This silly practice [of putting jugs of water on a lawn to deter dogs] has been floating around since the late 1970s, and by now has spread all over the world. Folklorist Jan Brunvand, who tells the whole story in his book, Curses! Broiled Again!, says he saw plastic bottles on lawns everywhere during a trip to New Zealand, and apparently they were common in Australia, too.
I was born in New Zealand in 1981 and lived there until 2000, and I certainly don’t remember anyone putting jugs of water on the lawn to act as a dog deterrent.
Then again, everyone’s house tended to have fences on the lawn, and I don’t recall that many dogs running around in the street unleashed in the city I lived in (Dogs off leashes in rural areas were considered target practice for farmers, incidentally).

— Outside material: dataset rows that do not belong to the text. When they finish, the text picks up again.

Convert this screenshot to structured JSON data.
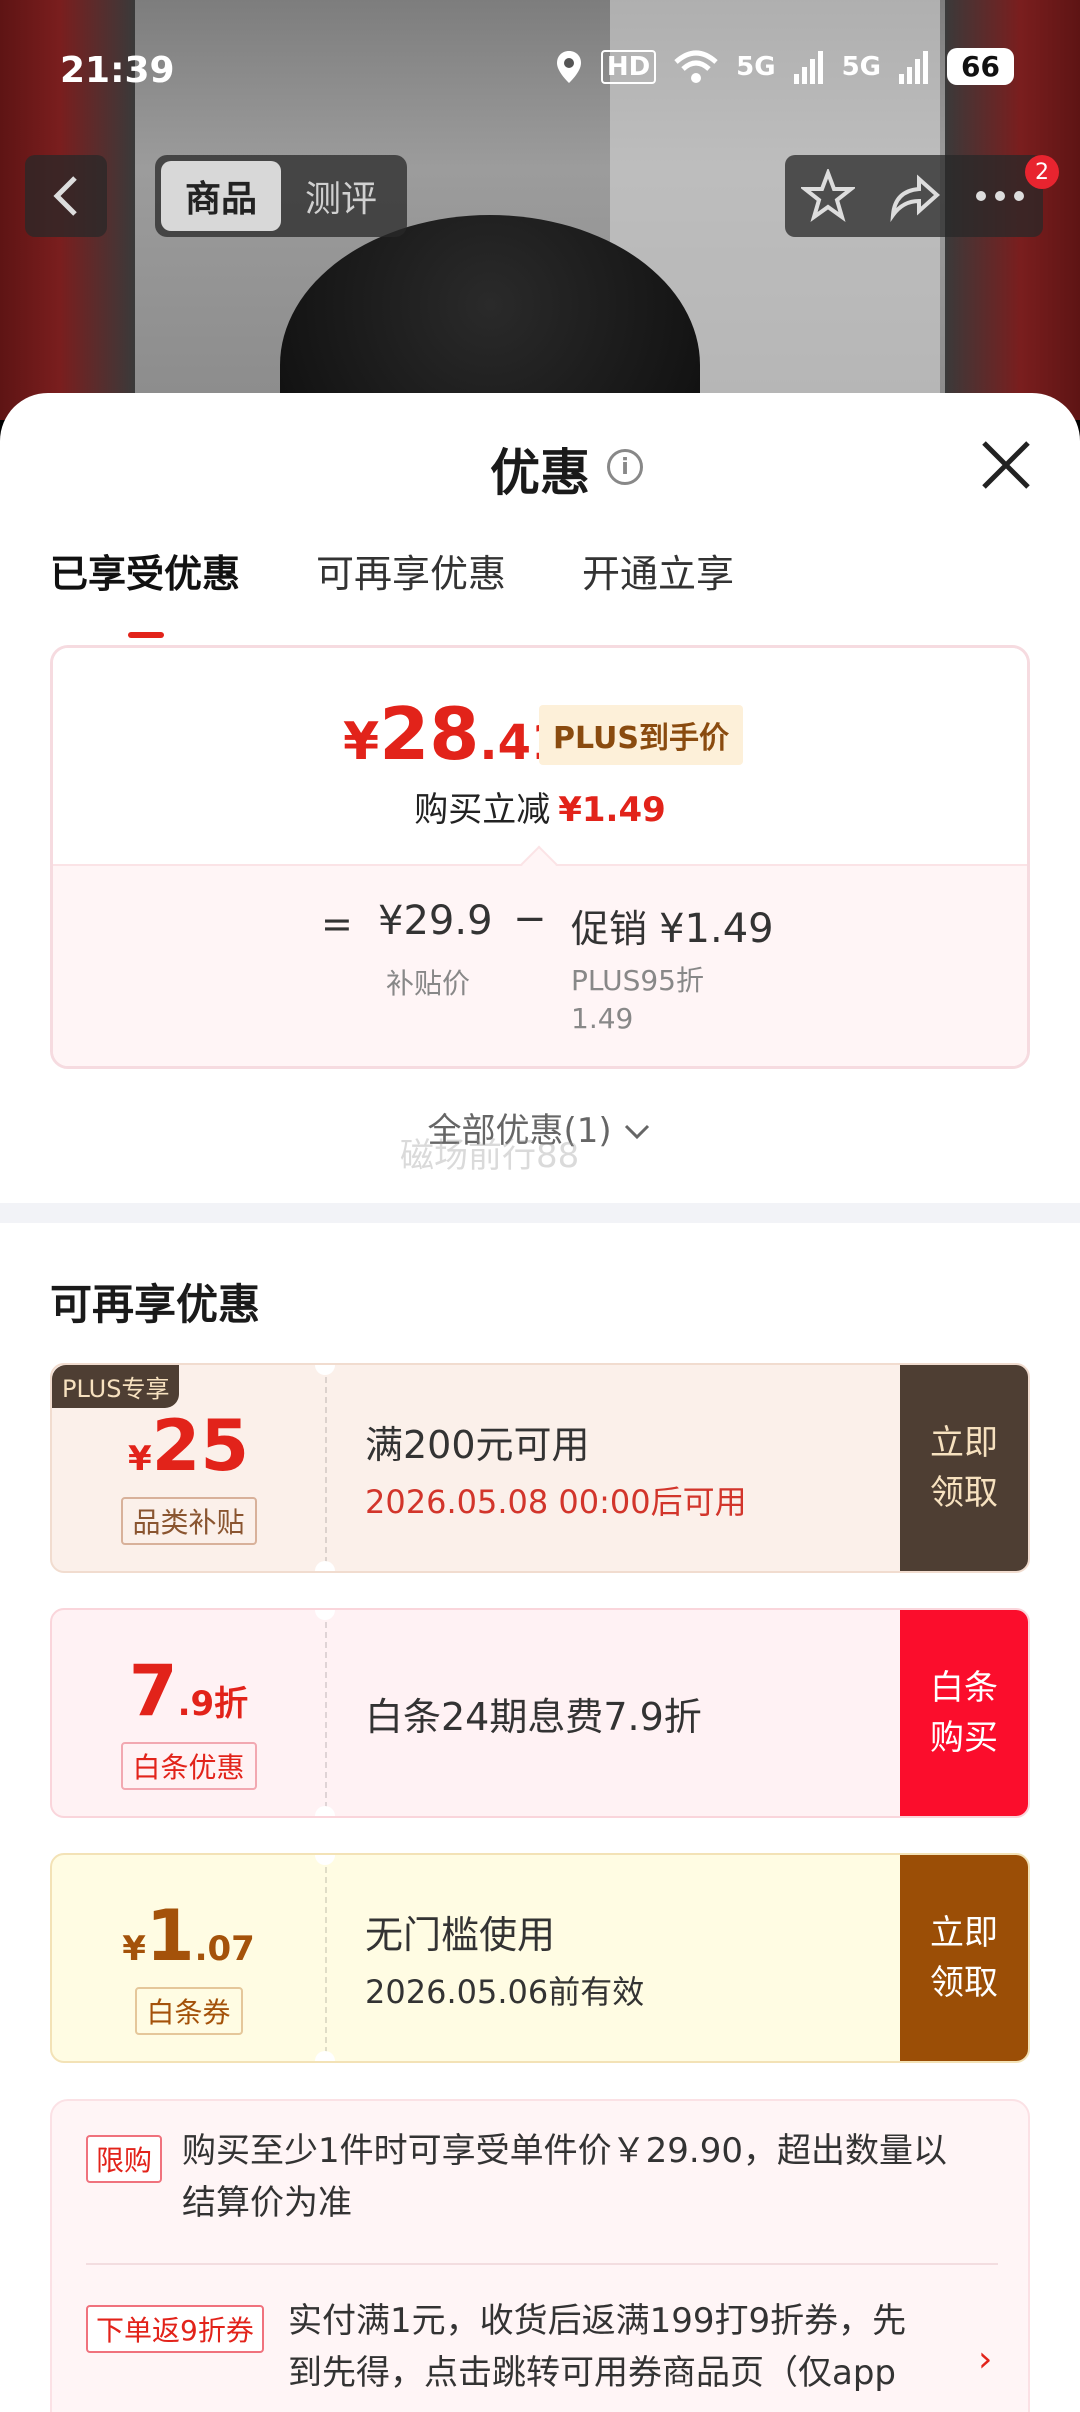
{
  "status_bar": {
    "time": "21:39",
    "hd": "HD",
    "net1": "5G",
    "net2": "5G",
    "battery": "66"
  },
  "nav": {
    "tabs": [
      "商品",
      "测评"
    ],
    "badge": "2"
  },
  "sheet": {
    "title": "优惠",
    "tabs": [
      "已享受优惠",
      "可再享优惠",
      "开通立享"
    ],
    "price": {
      "currency": "¥",
      "integer": "28",
      "decimal": ".41",
      "plus_tag": "PLUS到手价",
      "reduce_label": "购买立减",
      "reduce_amount": "¥1.49",
      "equals": "=",
      "base_price": "¥29.9",
      "minus": "−",
      "promo_label": "促销",
      "promo_amount": "¥1.49",
      "base_caption": "补贴价",
      "promo_caption_1": "PLUS95折",
      "promo_caption_2": "1.49"
    },
    "all_promo": "全部优惠(1)",
    "watermark": "磁场前行88",
    "section_title": "可再享优惠",
    "coupons": [
      {
        "corner": "PLUS专享",
        "currency": "¥",
        "big": "25",
        "small": "",
        "tag": "品类补贴",
        "line1": "满200元可用",
        "line2": "2026.05.08 00:00后可用",
        "button": "立即领取"
      },
      {
        "corner": "",
        "currency": "",
        "big": "7",
        "small": ".9折",
        "tag": "白条优惠",
        "line1": "白条24期息费7.9折",
        "line2": "",
        "button": "白条购买"
      },
      {
        "corner": "",
        "currency": "¥",
        "big": "1",
        "small": ".07",
        "tag": "白条券",
        "line1": "无门槛使用",
        "line2": "2026.05.06前有效",
        "button": "立即领取"
      }
    ],
    "limits": [
      {
        "tag": "限购",
        "text_1": "购买至少1件时可享受单件价￥29.90，超出数量以",
        "text_2": "结算价为准"
      },
      {
        "tag": "下单返9折券",
        "text_1": "实付满1元，收货后返满199打9折券，先",
        "text_2": "到先得，点击跳转可用券商品页（仅app"
      }
    ]
  },
  "colors": {
    "accent": "#e2231a",
    "plus_dark": "#4e3e33",
    "baitiao_red": "#fb0d2c",
    "coupon_brown": "#9b4e06"
  }
}
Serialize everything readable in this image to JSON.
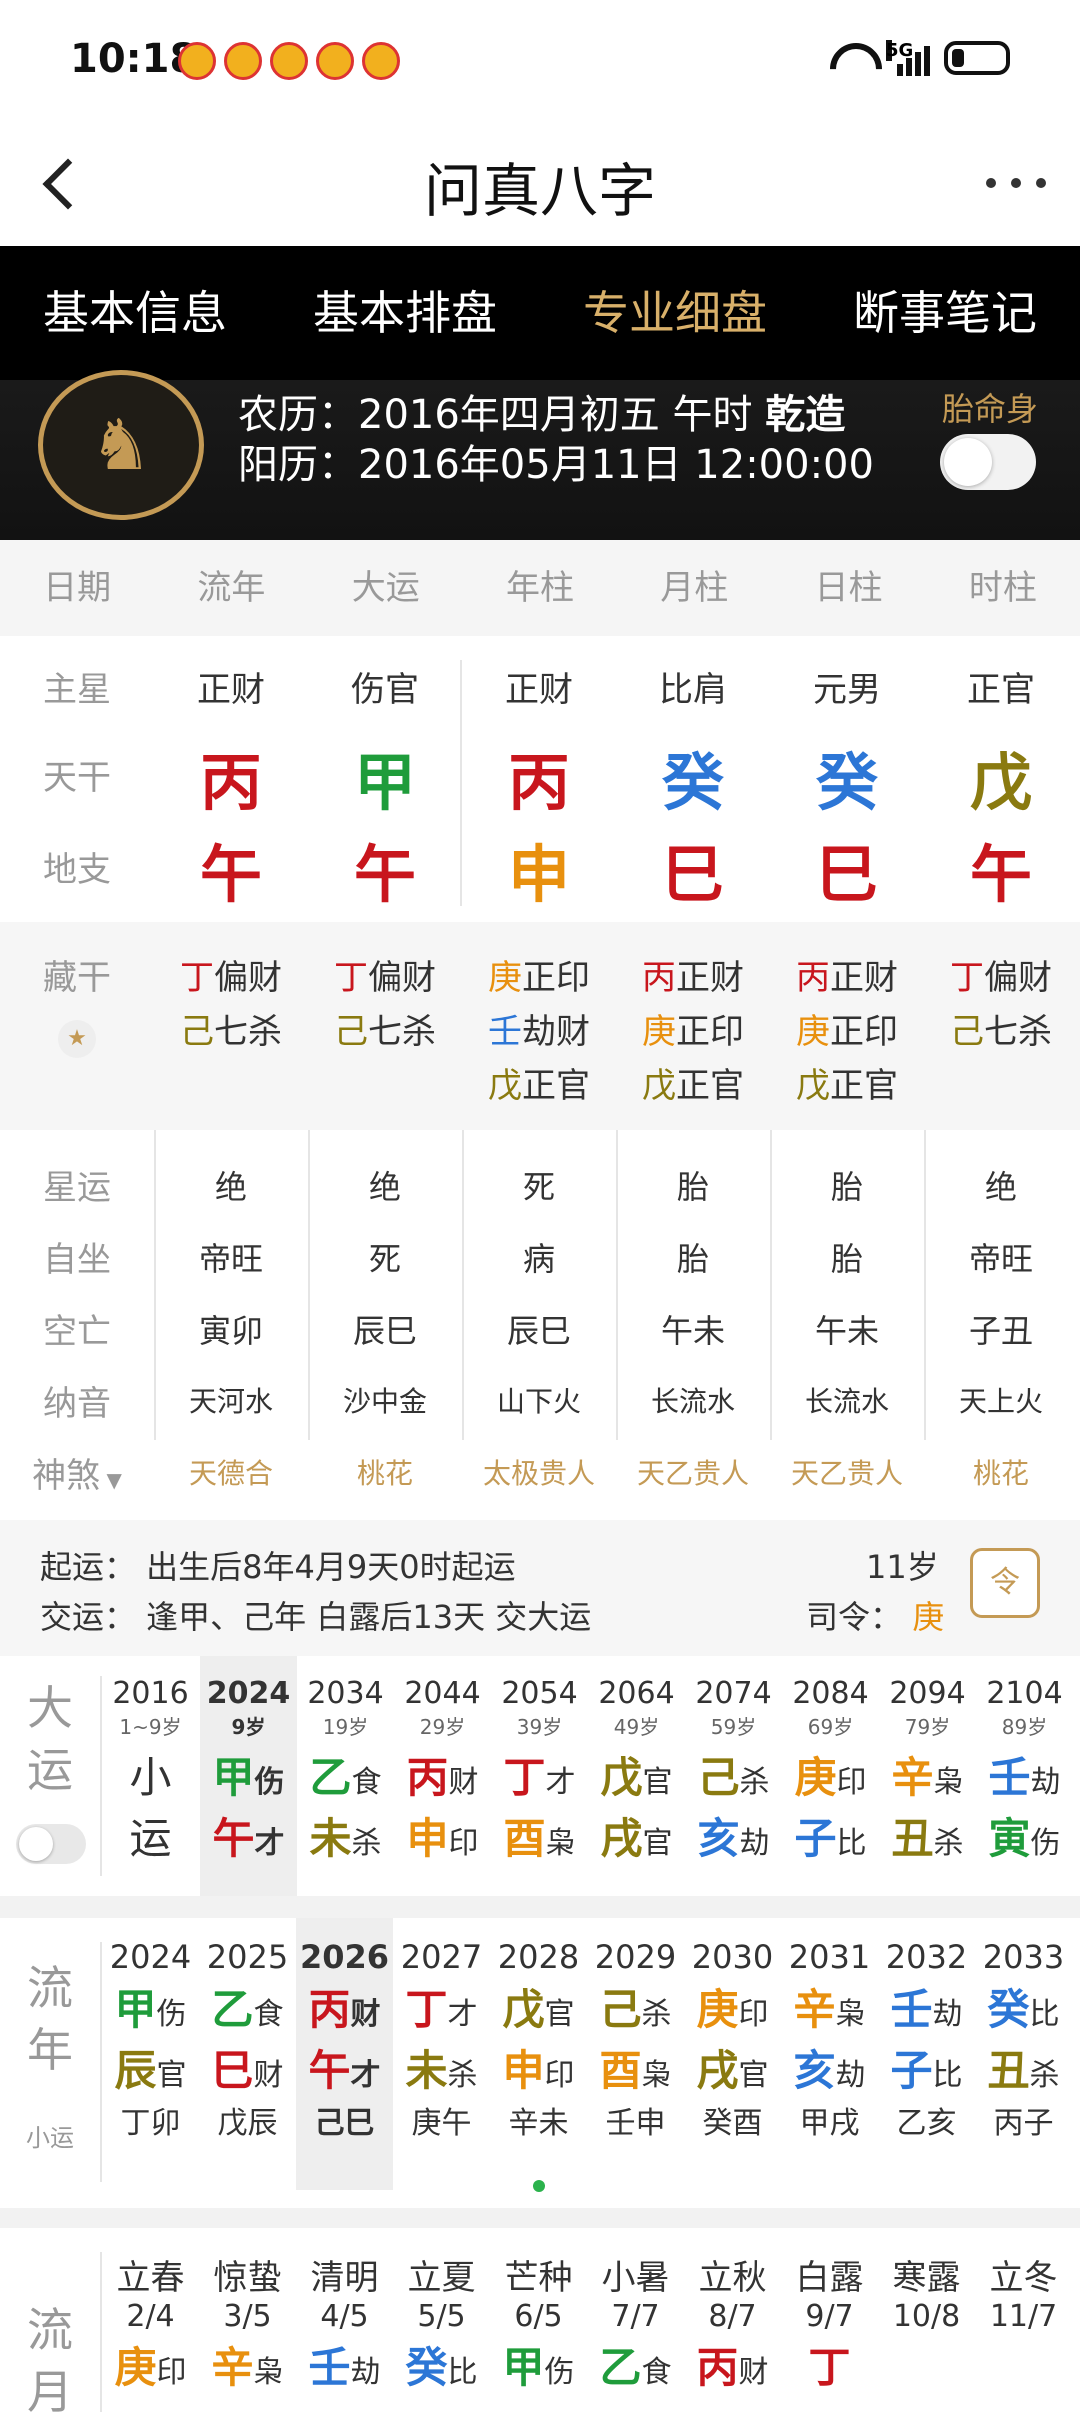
{
  "status": {
    "time": "10:18",
    "network": "5G"
  },
  "header": {
    "title": "问真八字"
  },
  "tabs": [
    {
      "label": "基本信息",
      "active": false
    },
    {
      "label": "基本排盘",
      "active": false
    },
    {
      "label": "专业细盘",
      "active": true
    },
    {
      "label": "断事笔记",
      "active": false
    }
  ],
  "profile": {
    "lunar_prefix": "农历：",
    "lunar": "2016年四月初五 午时 ",
    "gender_tag": "乾造",
    "solar_prefix": "阳历：",
    "solar": "2016年05月11日 12:00:00",
    "option_label": "胎命身",
    "option_on": false
  },
  "columns": [
    "日期",
    "流年",
    "大运",
    "年柱",
    "月柱",
    "日柱",
    "时柱"
  ],
  "main": {
    "row_labels": [
      "主星",
      "天干",
      "地支"
    ],
    "main_star": [
      "正财",
      "伤官",
      "正财",
      "比肩",
      "元男",
      "正官"
    ],
    "stems": [
      "丙",
      "甲",
      "丙",
      "癸",
      "癸",
      "戊"
    ],
    "branches": [
      "午",
      "午",
      "申",
      "巳",
      "巳",
      "午"
    ]
  },
  "hidden": {
    "label": "藏干",
    "cols": [
      [
        [
          "丁",
          "偏财"
        ],
        [
          "己",
          "七杀"
        ]
      ],
      [
        [
          "丁",
          "偏财"
        ],
        [
          "己",
          "七杀"
        ]
      ],
      [
        [
          "庚",
          "正印"
        ],
        [
          "壬",
          "劫财"
        ],
        [
          "戊",
          "正官"
        ]
      ],
      [
        [
          "丙",
          "正财"
        ],
        [
          "庚",
          "正印"
        ],
        [
          "戊",
          "正官"
        ]
      ],
      [
        [
          "丙",
          "正财"
        ],
        [
          "庚",
          "正印"
        ],
        [
          "戊",
          "正官"
        ]
      ],
      [
        [
          "丁",
          "偏财"
        ],
        [
          "己",
          "七杀"
        ]
      ]
    ]
  },
  "xing": {
    "labels": [
      "星运",
      "自坐",
      "空亡",
      "纳音",
      "神煞"
    ],
    "xingyun": [
      "绝",
      "绝",
      "死",
      "胎",
      "胎",
      "绝"
    ],
    "zizuo": [
      "帝旺",
      "死",
      "病",
      "胎",
      "胎",
      "帝旺"
    ],
    "kongwang": [
      "寅卯",
      "辰巳",
      "辰巳",
      "午未",
      "午未",
      "子丑"
    ],
    "nayin": [
      "天河水",
      "沙中金",
      "山下火",
      "长流水",
      "长流水",
      "天上火"
    ],
    "shensha": [
      "天德合",
      "桃花",
      "太极贵人",
      "天乙贵人",
      "天乙贵人",
      "桃花"
    ]
  },
  "qiyun": {
    "line1": "起运：  出生后8年4月9天0时起运",
    "line2": "交运：  逢甲、己年 白露后13天 交大运",
    "age": "11岁",
    "siling_label": "司令：",
    "siling": "庚",
    "icon": "令"
  },
  "dayun": {
    "label": [
      "大",
      "运"
    ],
    "items": [
      {
        "year": "2016",
        "age": "1~9岁",
        "g": "小",
        "gs": "",
        "z": "运",
        "zs": ""
      },
      {
        "year": "2024",
        "age": "9岁",
        "g": "甲",
        "gs": "伤",
        "z": "午",
        "zs": "才"
      },
      {
        "year": "2034",
        "age": "19岁",
        "g": "乙",
        "gs": "食",
        "z": "未",
        "zs": "杀"
      },
      {
        "year": "2044",
        "age": "29岁",
        "g": "丙",
        "gs": "财",
        "z": "申",
        "zs": "印"
      },
      {
        "year": "2054",
        "age": "39岁",
        "g": "丁",
        "gs": "才",
        "z": "酉",
        "zs": "枭"
      },
      {
        "year": "2064",
        "age": "49岁",
        "g": "戊",
        "gs": "官",
        "z": "戌",
        "zs": "官"
      },
      {
        "year": "2074",
        "age": "59岁",
        "g": "己",
        "gs": "杀",
        "z": "亥",
        "zs": "劫"
      },
      {
        "year": "2084",
        "age": "69岁",
        "g": "庚",
        "gs": "印",
        "z": "子",
        "zs": "比"
      },
      {
        "year": "2094",
        "age": "79岁",
        "g": "辛",
        "gs": "枭",
        "z": "丑",
        "zs": "杀"
      },
      {
        "year": "2104",
        "age": "89岁",
        "g": "壬",
        "gs": "劫",
        "z": "寅",
        "zs": "伤"
      }
    ]
  },
  "liunian": {
    "label": [
      "流",
      "年"
    ],
    "sub": "小运",
    "items": [
      {
        "year": "2024",
        "g": "甲",
        "gs": "伤",
        "z": "辰",
        "zs": "官",
        "x": "丁卯"
      },
      {
        "year": "2025",
        "g": "乙",
        "gs": "食",
        "z": "巳",
        "zs": "财",
        "x": "戊辰"
      },
      {
        "year": "2026",
        "g": "丙",
        "gs": "财",
        "z": "午",
        "zs": "才",
        "x": "己巳"
      },
      {
        "year": "2027",
        "g": "丁",
        "gs": "才",
        "z": "未",
        "zs": "杀",
        "x": "庚午"
      },
      {
        "year": "2028",
        "g": "戊",
        "gs": "官",
        "z": "申",
        "zs": "印",
        "x": "辛未"
      },
      {
        "year": "2029",
        "g": "己",
        "gs": "杀",
        "z": "酉",
        "zs": "枭",
        "x": "壬申"
      },
      {
        "year": "2030",
        "g": "庚",
        "gs": "印",
        "z": "戌",
        "zs": "官",
        "x": "癸酉"
      },
      {
        "year": "2031",
        "g": "辛",
        "gs": "枭",
        "z": "亥",
        "zs": "劫",
        "x": "甲戌"
      },
      {
        "year": "2032",
        "g": "壬",
        "gs": "劫",
        "z": "子",
        "zs": "比",
        "x": "乙亥"
      },
      {
        "year": "2033",
        "g": "癸",
        "gs": "比",
        "z": "丑",
        "zs": "杀",
        "x": "丙子"
      }
    ]
  },
  "liuyue": {
    "label": [
      "流",
      "月"
    ],
    "items": [
      {
        "term": "立春",
        "date": "2/4",
        "g": "庚",
        "gs": "印"
      },
      {
        "term": "惊蛰",
        "date": "3/5",
        "g": "辛",
        "gs": "枭"
      },
      {
        "term": "清明",
        "date": "4/5",
        "g": "壬",
        "gs": "劫"
      },
      {
        "term": "立夏",
        "date": "5/5",
        "g": "癸",
        "gs": "比"
      },
      {
        "term": "芒种",
        "date": "6/5",
        "g": "甲",
        "gs": "伤"
      },
      {
        "term": "小暑",
        "date": "7/7",
        "g": "乙",
        "gs": "食"
      },
      {
        "term": "立秋",
        "date": "8/7",
        "g": "丙",
        "gs": "财"
      },
      {
        "term": "白露",
        "date": "9/7",
        "g": "丁",
        "gs": ""
      },
      {
        "term": "寒露",
        "date": "10/8",
        "g": "",
        "gs": ""
      },
      {
        "term": "立冬",
        "date": "11/7",
        "g": "",
        "gs": ""
      }
    ]
  },
  "element_colors": {
    "wood": "#1f9c3b",
    "fire": "#c8161d",
    "earth": "#8a7a10",
    "metal": "#e8900e",
    "water": "#2c76d6"
  }
}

I’d be interested to see where all these Jugs were seen- it may have been an Auckland thing that didn’t spread south, or perhaps I just wrote it off with all the other generally odd stuff that happens in NZ…
I have never heard of dogs being affected by this practice. I have heard that flies are affected by jugs of water. If the myth is to be believed, houseflies can sense/see water and tend to steer clear of it. When you place water in a jug, or a bag, or a bowl at a height of 5 ft or more, the flies perceive this as the waterline and stay above it - and away from you and your food. I have never tried this but I know many people who own restaurants and go to state park barbeques who swear by it.
It’s not jugs of water, in NZ, it’s bottles. And it is everywhere there, usually done by the elderly who tend to stubbornly believe these things they were told when they were five.
Anyways, they did a not-exactly-what-you’d-call-double-blind experiment about this on a TV show here in Australia recently, and “proved” it didn’t work, but what did seem to be a good alternative is to leave citrus peel on your lawn. Dogs apparently don’t like something about its chemical residues.
My guess is the jugs of water on the lawn started as a convenience and a plea to dogwalkers to be considerate. If you pour water from a jug on the spot where the dog peed, the urine will be diluted and it won’t kill the grass. Someone apparently misunderstood the reason for this and thought the jug itself somehow prevented the peeing in the first place.
The practice makes more sense in cities in America where dogs are required to be on leashes and rarely visit other yards without their owners.
Hey, its soft drink bottles, and it was started by EION SCARROW, a well known gardener, radio and TV personality in NZ during the 70s and 80s, now sadly deceased.
On one of his early radio shows he was asked to come up with an April fools day joke at short notice. So off the top of his head he spouted out that soft drink bottles filled with water, scattered about your lawn, will deter dogs from peeing on it.
It was declared a joke on the following weeks program but it seemed no one got that particular memo. The idea had taken hold.
It spread from NZ to the rest of the world. The bottles on lawns peaked in the 80s but then I guess people realised it was nonsense and the practice waned. By then of course no one could remember why they had thought it was a good idea in the first place.
It goes to show what a respected gardener Eion was, that most of New Zealand and many in other parts of the world would follow his advice.
I still occasionally see a lonely bottle of water placed hopefully on a lawn now and then. How gardeners must hate dogs peeing on their lawn! Ideas are powerful things.
Oh my. When I started walking my dog around the neighborhood, I noticed this one old lady who had these things. I figured it was to have an unchlorinated water source for her shrubs. I know she’s extremely paranoid about dogs peeing on her shrubs (as well she should be, because they do).
Now she has a sign asking not to “water” her shrubs. It has a dog with its leg lifted in one of those red circles.
However, the shrubs are not only right up against the sidewalk, but sort of hanging over it. And dogs are fast. Only last week she yelled at me saying my dog was going to kill her shrubs.
Interestingly, the dog and I have walked past there probably 100 times without his ever lifting his leg; he didn’t do that until the sign appeared. I told her it wouldn’t kill the shrubs because obviously many dogs have done this over the years, and there they are–not dead. I have a plant (not a shrub, it’s rue) that every dog in the neighborhood pees on, and then my dog goes out and sniffs it and pees all over it to show it’s HIS, and it’s fine. I guess it could be better, but it’s not dead.
It looks to me like, judging from the behavior of my dog, the plastic jugs were in fact more effective than the sign.
(In case you are wondering I did apologize. Although frankly, this is like 3/4 of a mile from my house and any leg-lifting by that point is purely symbolic. Plus his aim is really bad. If he aimed for the bush, he will hit something else, like the lawn.)
I’ve seen water jugs on lawns around Modesto, Ca., within the last few years. I never knew what they were supposed to be for. Now that I see this thread, I have a clue as to what those people might be thinking. Still, I’m :dubious: about that.